The question of the planets’ atmospheres is also important for understanding whether liquid water could be present on these surfaces — an essential ingredient for habitability. NASA’s Hubble Space Telescope has now surveyed six of the seven TRAPPIST-1 planets, and new results on four of them are published in Nature Astronomy. In the new study, Hubble reveals that at least three of the TRAPPIST-1 planets — d, e, and f — do not seem to contain puffy, hydrogen-rich atmospheres like the gas giants of our own solar system.

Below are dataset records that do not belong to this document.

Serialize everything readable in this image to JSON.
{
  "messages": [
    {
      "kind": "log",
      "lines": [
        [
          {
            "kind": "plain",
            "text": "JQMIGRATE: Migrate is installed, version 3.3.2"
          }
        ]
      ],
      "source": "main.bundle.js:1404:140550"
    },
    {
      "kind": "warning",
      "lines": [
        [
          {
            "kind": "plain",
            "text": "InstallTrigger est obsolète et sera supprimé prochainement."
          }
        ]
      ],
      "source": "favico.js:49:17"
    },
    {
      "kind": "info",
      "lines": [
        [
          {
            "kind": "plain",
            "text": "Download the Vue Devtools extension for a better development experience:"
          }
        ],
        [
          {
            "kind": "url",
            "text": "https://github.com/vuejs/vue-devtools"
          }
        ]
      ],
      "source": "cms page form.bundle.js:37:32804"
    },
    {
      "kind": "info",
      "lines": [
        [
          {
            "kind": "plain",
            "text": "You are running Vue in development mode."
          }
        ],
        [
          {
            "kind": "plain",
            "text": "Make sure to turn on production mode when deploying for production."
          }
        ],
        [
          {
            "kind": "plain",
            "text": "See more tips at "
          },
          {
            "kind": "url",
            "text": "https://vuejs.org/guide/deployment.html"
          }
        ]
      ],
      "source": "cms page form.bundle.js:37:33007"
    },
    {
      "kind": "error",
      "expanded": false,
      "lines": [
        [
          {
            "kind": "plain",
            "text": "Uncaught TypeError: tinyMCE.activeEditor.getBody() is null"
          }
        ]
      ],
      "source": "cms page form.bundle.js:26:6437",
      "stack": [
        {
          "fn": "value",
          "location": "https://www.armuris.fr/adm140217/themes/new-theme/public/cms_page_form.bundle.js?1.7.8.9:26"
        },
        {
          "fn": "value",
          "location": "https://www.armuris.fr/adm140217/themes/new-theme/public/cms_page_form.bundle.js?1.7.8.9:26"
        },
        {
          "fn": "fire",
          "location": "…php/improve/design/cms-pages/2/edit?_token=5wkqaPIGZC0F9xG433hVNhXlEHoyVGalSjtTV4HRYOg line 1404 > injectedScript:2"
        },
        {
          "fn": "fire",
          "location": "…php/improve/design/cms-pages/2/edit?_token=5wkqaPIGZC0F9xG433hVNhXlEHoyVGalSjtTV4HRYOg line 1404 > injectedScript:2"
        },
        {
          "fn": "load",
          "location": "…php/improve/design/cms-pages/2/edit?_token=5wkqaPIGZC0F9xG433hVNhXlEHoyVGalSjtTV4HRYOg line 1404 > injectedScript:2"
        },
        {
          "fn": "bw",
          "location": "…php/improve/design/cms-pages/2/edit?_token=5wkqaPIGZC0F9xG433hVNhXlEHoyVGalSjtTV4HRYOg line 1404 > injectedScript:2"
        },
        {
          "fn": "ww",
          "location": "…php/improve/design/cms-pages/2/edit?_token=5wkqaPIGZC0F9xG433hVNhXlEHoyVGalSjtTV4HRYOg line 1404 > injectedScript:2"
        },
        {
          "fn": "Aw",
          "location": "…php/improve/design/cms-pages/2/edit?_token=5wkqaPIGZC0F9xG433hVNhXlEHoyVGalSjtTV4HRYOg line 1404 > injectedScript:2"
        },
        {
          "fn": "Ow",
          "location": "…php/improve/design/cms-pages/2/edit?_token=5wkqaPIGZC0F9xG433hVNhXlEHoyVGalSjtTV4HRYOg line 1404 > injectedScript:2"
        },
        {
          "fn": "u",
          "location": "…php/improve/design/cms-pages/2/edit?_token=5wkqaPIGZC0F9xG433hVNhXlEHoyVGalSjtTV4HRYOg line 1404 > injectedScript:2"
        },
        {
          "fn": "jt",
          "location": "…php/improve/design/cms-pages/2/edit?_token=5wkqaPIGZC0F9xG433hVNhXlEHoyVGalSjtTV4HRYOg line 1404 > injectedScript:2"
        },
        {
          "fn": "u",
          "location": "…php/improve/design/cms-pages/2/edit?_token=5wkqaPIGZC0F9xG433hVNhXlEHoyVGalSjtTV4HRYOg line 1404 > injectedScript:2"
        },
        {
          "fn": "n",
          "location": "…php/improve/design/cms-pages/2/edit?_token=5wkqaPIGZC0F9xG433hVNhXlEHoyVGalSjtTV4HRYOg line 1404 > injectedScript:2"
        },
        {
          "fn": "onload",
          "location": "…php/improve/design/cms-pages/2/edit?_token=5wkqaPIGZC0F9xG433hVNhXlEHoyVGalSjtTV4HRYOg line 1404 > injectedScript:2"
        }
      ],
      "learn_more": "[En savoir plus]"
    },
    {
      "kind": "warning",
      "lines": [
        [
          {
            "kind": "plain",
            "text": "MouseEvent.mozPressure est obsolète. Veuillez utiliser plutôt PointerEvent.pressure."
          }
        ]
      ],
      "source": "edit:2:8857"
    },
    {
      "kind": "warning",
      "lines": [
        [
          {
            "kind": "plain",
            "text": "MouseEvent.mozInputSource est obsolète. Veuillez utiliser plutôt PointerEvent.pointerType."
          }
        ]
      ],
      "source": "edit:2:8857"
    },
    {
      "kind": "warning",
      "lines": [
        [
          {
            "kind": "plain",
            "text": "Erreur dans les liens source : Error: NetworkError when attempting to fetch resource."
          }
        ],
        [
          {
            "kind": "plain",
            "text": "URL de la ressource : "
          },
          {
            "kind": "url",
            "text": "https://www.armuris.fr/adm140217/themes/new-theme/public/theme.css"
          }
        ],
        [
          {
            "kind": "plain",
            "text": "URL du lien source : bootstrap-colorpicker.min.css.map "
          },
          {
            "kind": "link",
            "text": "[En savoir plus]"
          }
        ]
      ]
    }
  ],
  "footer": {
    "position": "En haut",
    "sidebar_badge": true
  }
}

Hydrogen is a greenhouse gas, and would make these close-in planets hot and inhospitable to life.

In 2016, Hubble observations also did not find evidence for hydrogen atmospheres in c and d. These results and the new ones, instead, favor more compact atmospheres like those of Earth, Venus and Mars. Additional observations are needed to determine the hydrogen content of planet g’s atmosphere.

Both studies help pave the way for NASA’s James Webb Space Telescope, scheduled to launch in 2019. Webb will probe deeper into the planetary atmospheres, searching for heavier gases such as carbon dioxide, methane, water and oxygen. The presence of such elements could offer hints of whether life could be present, or if the planets are habitable.

TRAPPIST-1 is named for the Transiting Planets and Planetesimals Small Telescope (TRAPPIST) in Chile, which discovered two of the seven TRAPPIST planets we know of today — announced in February 2016. NASA’s Spitzer Space Telescope, in collaboration with ground-based telescopes, confirmed these planets and uncovered the other five in the system.

For more information about TRAPPIST-1, visit: https://exoplanets.nasa.gov/trappist1

Hubble Space Telescope: https://www.nasa.gov/mission_pages/hubble/main/index.html

Kepler and K2: https://www.nasa.gov/mission_pages/kepler/main/index.html

Spitzer Space Telescope: http://www.nasa.gov/mission_pages/spitzer/main/index.html

Image (mentioned), Video (mentioned), Text, Credits: NASA/Tony Greicius/JPL/Elizabeth Landau.

Best regards, Orbiter.ch